Washington Already advertising at record levels, Barack Obama has scheduled a half-hour commercial for prime time on Oct. 29, the anniversary of Black Tuesday in 1929 and six days before Election Day.
Obama campaign officials said the campaign had secured a 30-minute block of time at 7 p.m. on CBS and NBC. CBS already was juggling its lineup to accommodate the Democratic presidential candidate, moving back an episode of "The New Adventures of Old Christine."
Such a vast purchase of commercial time is a multimillion-dollar expense, but Obama has been spending dramatically on ads, overshadowing rival John McCain and the Republican National Committee.
Short political spots have been the traditional way for politicians to communicate with voters. But a prime-time, sitcom-length commercial would provide Obama an opportunity to make a closing argument to the entire country.
"It's a luxury to be able to afford that kind of communication," said Tad Devine, a Democratic media consultant who was a senior adviser to John Kerry's 2004 presidential campaign.
That Obama has the ability to buy such a huge block of prime time is a testament to his prodigious fundraising. He has not been shy about spending it.
On Monday, for instance, he spent $3.3 million in a single day of TV advertising. At that rate he will spend more than $90 million on ads through Election Day - more than all the money Republican rival John McCain has to spend on his entire fall campaign.
McCain's ad spending Monday totaled about $900,000 and the Republican National Committee weighed in with about $700,000 worth.
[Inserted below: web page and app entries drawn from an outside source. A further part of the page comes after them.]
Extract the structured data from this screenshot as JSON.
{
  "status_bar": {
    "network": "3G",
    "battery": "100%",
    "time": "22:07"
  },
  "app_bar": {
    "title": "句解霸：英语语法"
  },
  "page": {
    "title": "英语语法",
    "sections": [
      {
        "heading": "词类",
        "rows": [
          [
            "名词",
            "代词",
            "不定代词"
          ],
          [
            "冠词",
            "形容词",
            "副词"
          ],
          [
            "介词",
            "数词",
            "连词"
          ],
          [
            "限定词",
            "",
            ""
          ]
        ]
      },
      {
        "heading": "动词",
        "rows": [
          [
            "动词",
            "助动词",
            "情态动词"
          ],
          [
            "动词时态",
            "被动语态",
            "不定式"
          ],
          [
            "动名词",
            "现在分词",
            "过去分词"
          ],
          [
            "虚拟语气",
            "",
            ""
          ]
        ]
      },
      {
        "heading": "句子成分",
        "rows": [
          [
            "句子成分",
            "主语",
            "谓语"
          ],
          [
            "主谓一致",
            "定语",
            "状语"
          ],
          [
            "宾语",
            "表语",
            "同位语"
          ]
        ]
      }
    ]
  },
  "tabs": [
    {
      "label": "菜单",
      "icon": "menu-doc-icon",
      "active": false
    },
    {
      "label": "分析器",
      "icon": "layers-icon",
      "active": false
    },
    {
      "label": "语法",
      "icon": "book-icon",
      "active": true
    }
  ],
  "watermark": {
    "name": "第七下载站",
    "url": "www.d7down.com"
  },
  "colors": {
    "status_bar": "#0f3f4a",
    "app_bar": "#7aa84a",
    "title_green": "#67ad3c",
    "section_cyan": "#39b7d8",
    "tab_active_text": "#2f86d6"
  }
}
All whopping numbers, but the disparity between Obama and the Republicans is so wide that it has allowed Obama to spend in more states than McCain, to appear more frequently in key markets and to diversify his message by both attacking McCain and promoting his own personal story.
"Money doesn't always mean victory, but it means that you have more options to cover more of the battlefield," Republican strategist Terry Holt said. "We're going to have to win with less."